EXERCISE DIRECTIONS: In the data, extract each line that holds the string "JSON".

Excerpts from an interface dataset:
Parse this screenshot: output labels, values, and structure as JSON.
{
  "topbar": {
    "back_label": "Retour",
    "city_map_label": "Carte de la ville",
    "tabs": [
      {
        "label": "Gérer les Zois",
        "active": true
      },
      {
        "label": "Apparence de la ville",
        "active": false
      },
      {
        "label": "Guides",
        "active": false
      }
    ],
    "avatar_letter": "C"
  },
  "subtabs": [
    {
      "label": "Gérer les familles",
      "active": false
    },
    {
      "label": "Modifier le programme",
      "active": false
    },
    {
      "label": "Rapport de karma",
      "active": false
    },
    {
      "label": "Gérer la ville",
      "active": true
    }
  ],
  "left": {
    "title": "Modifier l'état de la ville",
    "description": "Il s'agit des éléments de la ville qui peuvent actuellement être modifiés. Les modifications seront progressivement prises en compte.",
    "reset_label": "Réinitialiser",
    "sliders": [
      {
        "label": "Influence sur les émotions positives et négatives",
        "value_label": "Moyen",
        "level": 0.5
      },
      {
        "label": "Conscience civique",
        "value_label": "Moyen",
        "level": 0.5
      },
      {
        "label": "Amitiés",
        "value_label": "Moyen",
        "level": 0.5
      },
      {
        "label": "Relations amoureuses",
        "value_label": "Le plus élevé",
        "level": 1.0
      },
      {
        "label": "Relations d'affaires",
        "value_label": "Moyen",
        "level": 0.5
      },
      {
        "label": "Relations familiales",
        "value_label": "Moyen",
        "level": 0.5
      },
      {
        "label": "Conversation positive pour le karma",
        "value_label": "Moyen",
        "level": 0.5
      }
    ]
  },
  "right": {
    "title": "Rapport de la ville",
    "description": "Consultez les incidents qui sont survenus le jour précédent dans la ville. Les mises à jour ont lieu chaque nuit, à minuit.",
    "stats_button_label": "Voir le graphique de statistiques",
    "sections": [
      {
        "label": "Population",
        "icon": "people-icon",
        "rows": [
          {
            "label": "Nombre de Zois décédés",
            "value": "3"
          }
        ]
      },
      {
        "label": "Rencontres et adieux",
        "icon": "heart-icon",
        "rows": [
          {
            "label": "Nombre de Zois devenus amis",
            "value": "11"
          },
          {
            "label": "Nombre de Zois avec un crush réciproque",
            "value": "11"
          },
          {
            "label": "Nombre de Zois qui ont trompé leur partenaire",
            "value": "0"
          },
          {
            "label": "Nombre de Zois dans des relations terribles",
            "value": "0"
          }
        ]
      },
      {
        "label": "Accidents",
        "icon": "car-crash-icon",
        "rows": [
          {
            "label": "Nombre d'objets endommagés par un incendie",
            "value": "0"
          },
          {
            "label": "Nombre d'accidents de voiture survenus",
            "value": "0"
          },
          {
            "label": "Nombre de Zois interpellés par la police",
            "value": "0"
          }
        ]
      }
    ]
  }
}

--

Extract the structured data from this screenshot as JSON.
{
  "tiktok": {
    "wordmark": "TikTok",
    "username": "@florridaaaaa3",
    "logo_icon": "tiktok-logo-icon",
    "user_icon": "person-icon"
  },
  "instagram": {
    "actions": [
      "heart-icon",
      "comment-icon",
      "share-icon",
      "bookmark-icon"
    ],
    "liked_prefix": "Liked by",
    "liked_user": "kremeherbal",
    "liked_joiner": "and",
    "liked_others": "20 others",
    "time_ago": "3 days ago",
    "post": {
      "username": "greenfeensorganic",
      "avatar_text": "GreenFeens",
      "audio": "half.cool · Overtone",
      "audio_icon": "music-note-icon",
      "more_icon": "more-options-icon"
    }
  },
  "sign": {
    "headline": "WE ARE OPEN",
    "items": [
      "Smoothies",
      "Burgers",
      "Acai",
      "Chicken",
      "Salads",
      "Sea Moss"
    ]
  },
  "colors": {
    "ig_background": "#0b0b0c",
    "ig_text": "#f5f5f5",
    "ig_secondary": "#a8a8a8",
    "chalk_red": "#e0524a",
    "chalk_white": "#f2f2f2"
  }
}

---

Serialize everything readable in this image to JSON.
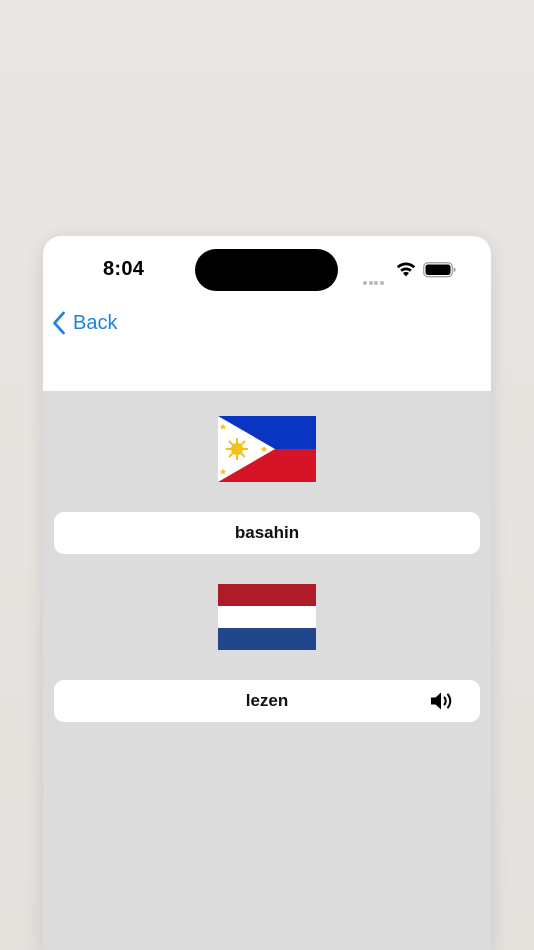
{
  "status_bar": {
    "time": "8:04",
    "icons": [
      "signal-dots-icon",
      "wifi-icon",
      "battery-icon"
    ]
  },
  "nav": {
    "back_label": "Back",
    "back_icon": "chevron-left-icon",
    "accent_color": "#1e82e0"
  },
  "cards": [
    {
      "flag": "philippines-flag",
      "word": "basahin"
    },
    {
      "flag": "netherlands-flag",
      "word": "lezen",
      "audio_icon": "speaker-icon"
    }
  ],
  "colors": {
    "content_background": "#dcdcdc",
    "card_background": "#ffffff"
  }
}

WRITTEN RESPONSE:
Parse this screenshot: output labels, values, and structure as JSON.
Extract the structured data from this screenshot as JSON.
Serialize everything readable in this image to JSON.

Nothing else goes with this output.